Brooklyn Crab – Built on two decks overlooking the New York Harbor, this famous Brooklyn crab shack offers the freshest seafood, a variety of cocktails, and games, making it the perfect spot to eat and hang out. (24 Reed Street, Brooklyn, NY  11231)

Defontes Sandwich Shop – A true old-school Italian sandwich shop tucked away in the sleepy back-end of Red Hook, Defontes has been serving large Italian heroes to residents and tourists alike since 1922. (379 Columbia Street, Brooklyn, NY 11231)


We can’t forget dessert! These locations in Red Hook offer some of the best:

Steve’s Authentic Key Lime Pie – Steve’s Authentic has the best, fresh squeezed key lime pie this side of Florida. (185 Van Dyke Street, Brooklyn, NY 11231)

Ample Hills Brooklyn Ice cream Company – The ice cream company consists of a factory, museum, and store. Not only can you get ice cream, this location allows customers to see how it’s made, and the interactive free museum includes a 22-foot wide map of Brooklyn, and a model trolley car to a climb through tunnel and flavor smell station, all while learning the story behind Ample Hills. (421 Van Brunt Street, Brooklyn, NY  11231)

Baked This bakery and cafe is not only home to the most delicious cookies and other sweet treats, but they also offer a savory breakfast and lunch. (359 van Brunt Street, Brooklyn, NY 11231)

Cacao Prieto – From beans to bar, the chocolate bars and cacao based rums and liquors are made fresh daily using the finest organic cacao beans, straight from founder and owner Daniel Prieto Preston’s family’s farm. (218 Conover Street, Brooklyn NY 11231)

Raaka Chocolate – Raaka offers delicious chocolate made from scratch as well as classes and tours which are available several times a week. (64 Seabring Street, Brooklyn NY 11231)


If it’s a a cocktail you’re looking for, these neighborhood spots are a great place to meet up with friends:

Brooklyn Ice House – Here you’ll find an extensive beer selection (there’s over 50 different ones to choose from) along with a complete bar menu and a big backyard, fire pit and all, to hang out with friends. (318 Van Brunt Street, Brooklyn, NY 11231)

Sunny’s Bar – Operating since the 1890’s, this neighborhood relic once catered to the shipbuilders who worked nearby. These days, this family-owned business offers live music and drinks making any night here a good night to meet up with friends. (253 Conover Street, Brooklyn, NY 11231)

Rocky’s Sullivan’s – An Irish Pub offering live music and entertainment daily, including pub quiz on Thursday nights. The laid back atmosphere leaves patrons feeling right at home. (42 Beard Street, Brooklyn, NY  11231)

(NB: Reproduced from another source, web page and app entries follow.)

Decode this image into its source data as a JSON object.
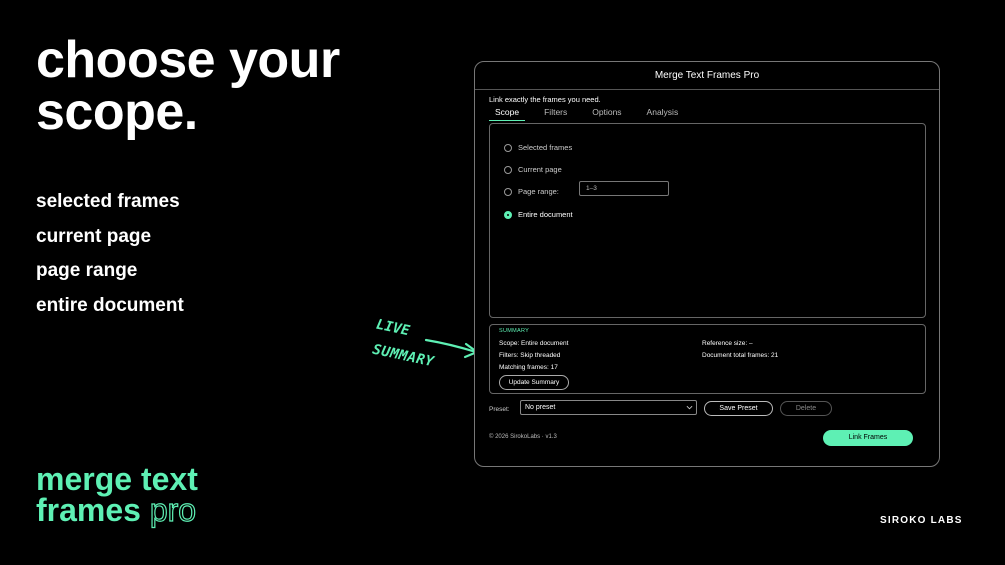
{
  "headline": {
    "line1": "choose your",
    "line2": "scope."
  },
  "features": [
    "selected frames",
    "current page",
    "page range",
    "entire document"
  ],
  "brand": {
    "line1": "merge text",
    "line2_word": "frames",
    "line2_accent": "pro"
  },
  "company": "SIROKO LABS",
  "annotation": {
    "line1": "LIVE",
    "line2": "SUMMARY"
  },
  "window": {
    "title": "Merge Text Frames Pro",
    "subtitle": "Link exactly the frames you need.",
    "tabs": [
      {
        "label": "Scope",
        "active": true
      },
      {
        "label": "Filters",
        "active": false
      },
      {
        "label": "Options",
        "active": false
      },
      {
        "label": "Analysis",
        "active": false
      }
    ],
    "scope_options": [
      {
        "label": "Selected frames",
        "checked": false
      },
      {
        "label": "Current page",
        "checked": false
      },
      {
        "label": "Page range:",
        "checked": false
      },
      {
        "label": "Entire document",
        "checked": true
      }
    ],
    "page_range_value": "1–3",
    "summary": {
      "label": "SUMMARY",
      "scope": "Scope: Entire document",
      "filters": "Filters: Skip threaded",
      "matching": "Matching frames: 17",
      "reference": "Reference size: –",
      "total": "Document total frames: 21",
      "update_button": "Update Summary"
    },
    "preset": {
      "label": "Preset:",
      "selected": "No preset",
      "save_button": "Save Preset",
      "delete_button": "Delete"
    },
    "copyright": "© 2026 SirokoLabs · v1.3",
    "link_button": "Link Frames"
  },
  "colors": {
    "accent": "#5ef0b4",
    "background": "#000000",
    "border": "#777777"
  },
  "icons": {
    "dropdown": "chevron-down-icon",
    "annotation_arrow": "arrow-icon"
  }
}
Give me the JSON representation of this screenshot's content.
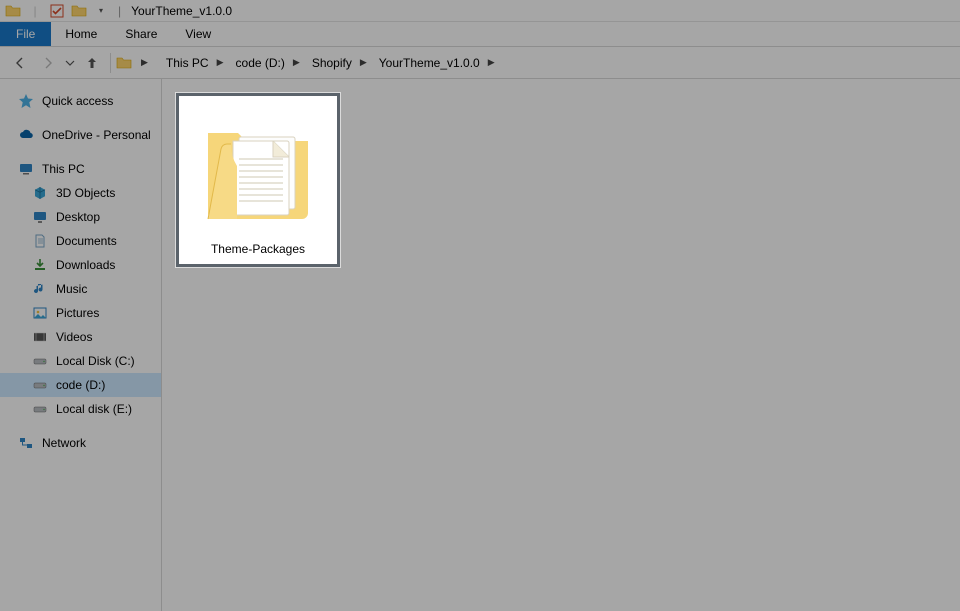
{
  "window": {
    "title": "YourTheme_v1.0.0"
  },
  "ribbon": {
    "file": "File",
    "tabs": [
      "Home",
      "Share",
      "View"
    ]
  },
  "breadcrumbs": [
    "This PC",
    "code (D:)",
    "Shopify",
    "YourTheme_v1.0.0"
  ],
  "sidebar": {
    "quick_access": "Quick access",
    "onedrive": "OneDrive - Personal",
    "this_pc": "This PC",
    "children": [
      {
        "label": "3D Objects"
      },
      {
        "label": "Desktop"
      },
      {
        "label": "Documents"
      },
      {
        "label": "Downloads"
      },
      {
        "label": "Music"
      },
      {
        "label": "Pictures"
      },
      {
        "label": "Videos"
      },
      {
        "label": "Local Disk (C:)"
      },
      {
        "label": "code (D:)"
      },
      {
        "label": "Local disk (E:)"
      }
    ],
    "network": "Network"
  },
  "content": {
    "items": [
      {
        "label": "Theme-Packages"
      }
    ]
  }
}
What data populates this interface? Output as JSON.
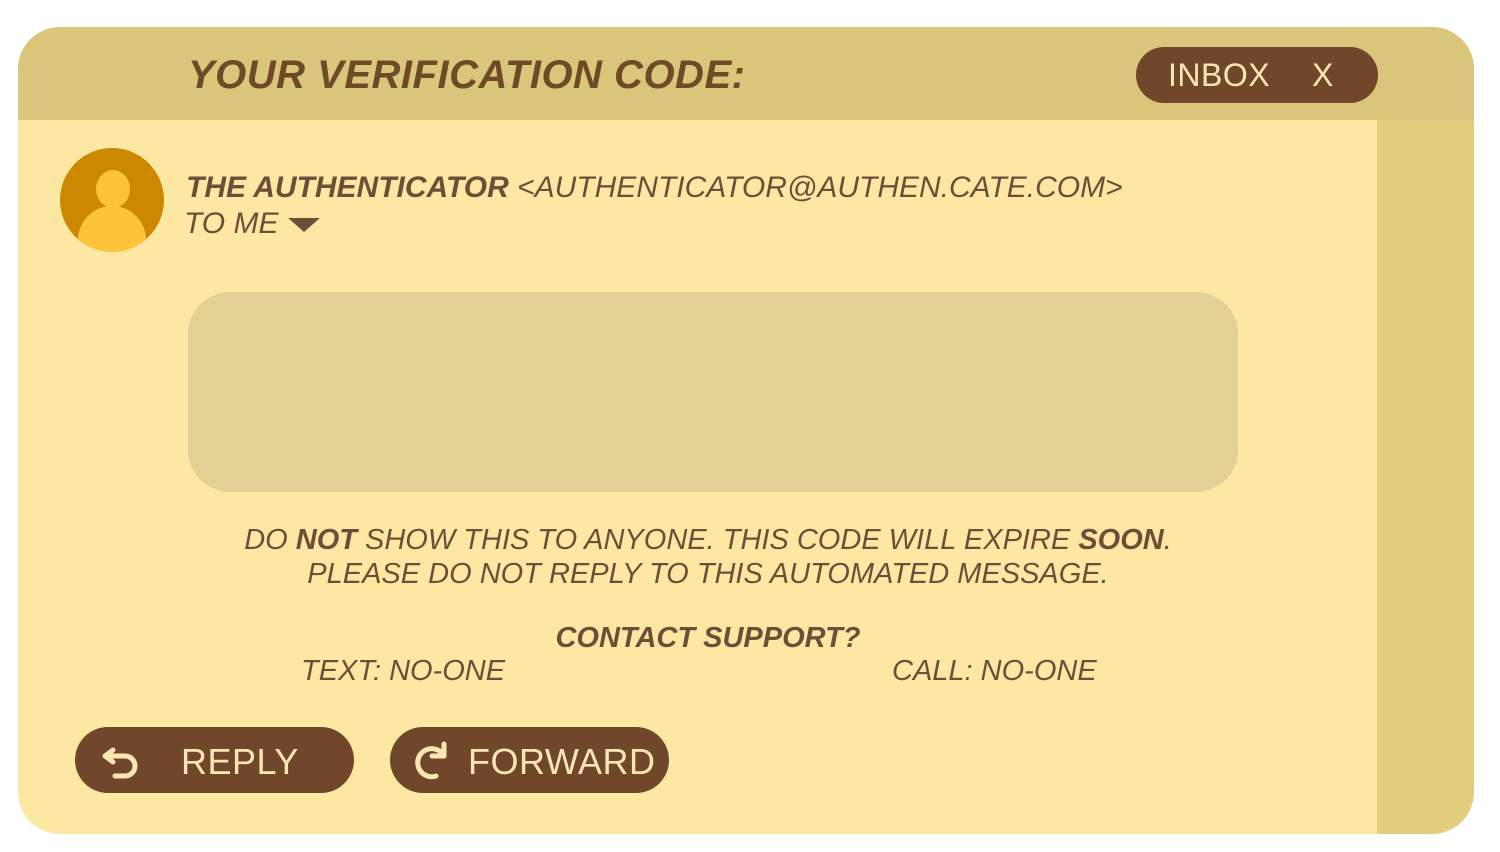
{
  "header": {
    "title": "YOUR VERIFICATION CODE:",
    "inbox_label": "INBOX",
    "close_label": "X"
  },
  "sender": {
    "name": "THE AUTHENTICATOR",
    "email": "<AUTHENTICATOR@AUTHEN.CATE.COM>",
    "recipient": "TO ME"
  },
  "notice": {
    "part1": "DO ",
    "bold1": "NOT",
    "part2": " SHOW THIS TO ANYONE. THIS CODE WILL EXPIRE ",
    "bold2": "SOON",
    "part3": ".",
    "line2": "PLEASE DO NOT REPLY TO THIS AUTOMATED MESSAGE."
  },
  "support": {
    "title": "CONTACT SUPPORT?",
    "text": "TEXT: NO-ONE",
    "call": "CALL: NO-ONE"
  },
  "actions": {
    "reply_label": "REPLY",
    "forward_label": "FORWARD"
  },
  "icons": {
    "avatar": "user-avatar-icon",
    "dropdown": "chevron-down-icon",
    "reply": "reply-arrow-icon",
    "forward": "forward-arrow-icon"
  },
  "colors": {
    "background": "#fde8a3",
    "header": "#d9c67a",
    "side_panel": "#e3cd7e",
    "code_box": "#e3d195",
    "button": "#70472a",
    "button_text": "#fce7b3",
    "text": "#6e4e38",
    "avatar_bg": "#cc8800",
    "avatar_fg": "#ffc23b"
  }
}
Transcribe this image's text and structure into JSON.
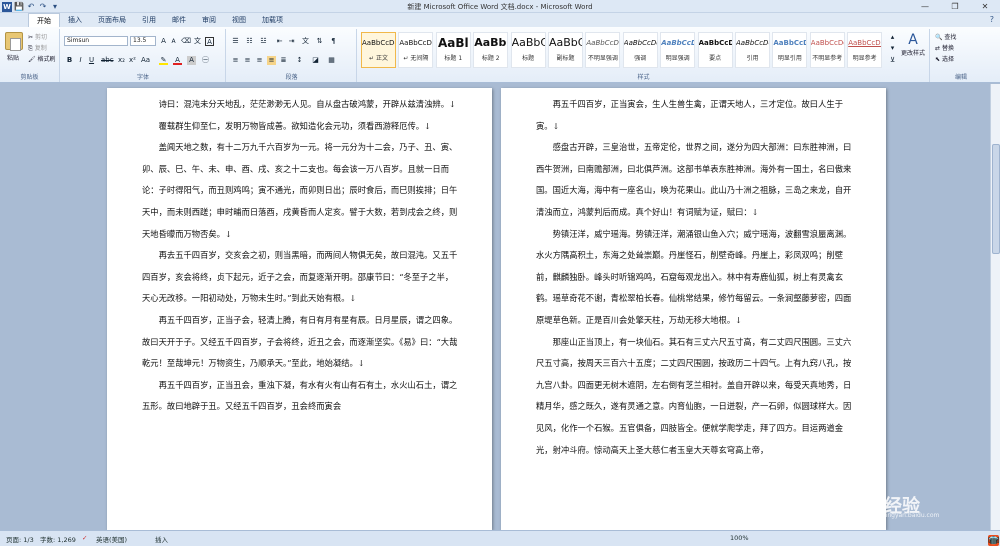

Red Hook Tavern – The classic American fare menu pays homage to the time honored old school taverns of New York City. (329 Van Brunt Street, Brooklyn, NY  11231)

Looking for something fun to do? Check out the following:

Red Hook Winery – Highlighting the best vineyards in New York State, Red Hook Winery produces all of it’s wine on site and offers daily tastings at The Tasting Room. (175 van Dyke Street Pier 41, Brooklyn, NY 11231)

Van Brunt Stillhouse – Producing farmhouse style whisky since 2012, the local distillery includes a tasting room and offers tours of the whisky making process. (6 Bay Street, Brooklyn, NY 11231)

Widow Jane Distillery Founded in 2012, this local whisky distillery is owned and housed inside Cacao Preito. Open seven days a week, private tours are available weekdays by appointment and weekends are open to the public.

Valentino Pier – A reminder of the shipping industry that once was, the Valentino Pier offers magnificent views and the best photo opportunities of the Statue of Liberty and New York Harbor. (Coffey Street & Ferris Street, Brooklyn, NY 11231)

Waterfront Museum and Showboat Barge – The historic vessel serves as a museum and performance space. Visitors can immerse themselves in the history of Red Hook as well as partake in scheduled events and activities. (290 Conover Street, Brooklyn, NY  11231)


Despite the fact that the neighborhood remains surrounded by water and not that easily accessible by public transportation, it remains a neighborhood rich in history and a deep sense of community. Ask anyone who lives here and they will tell you, there is no place like Red Hook.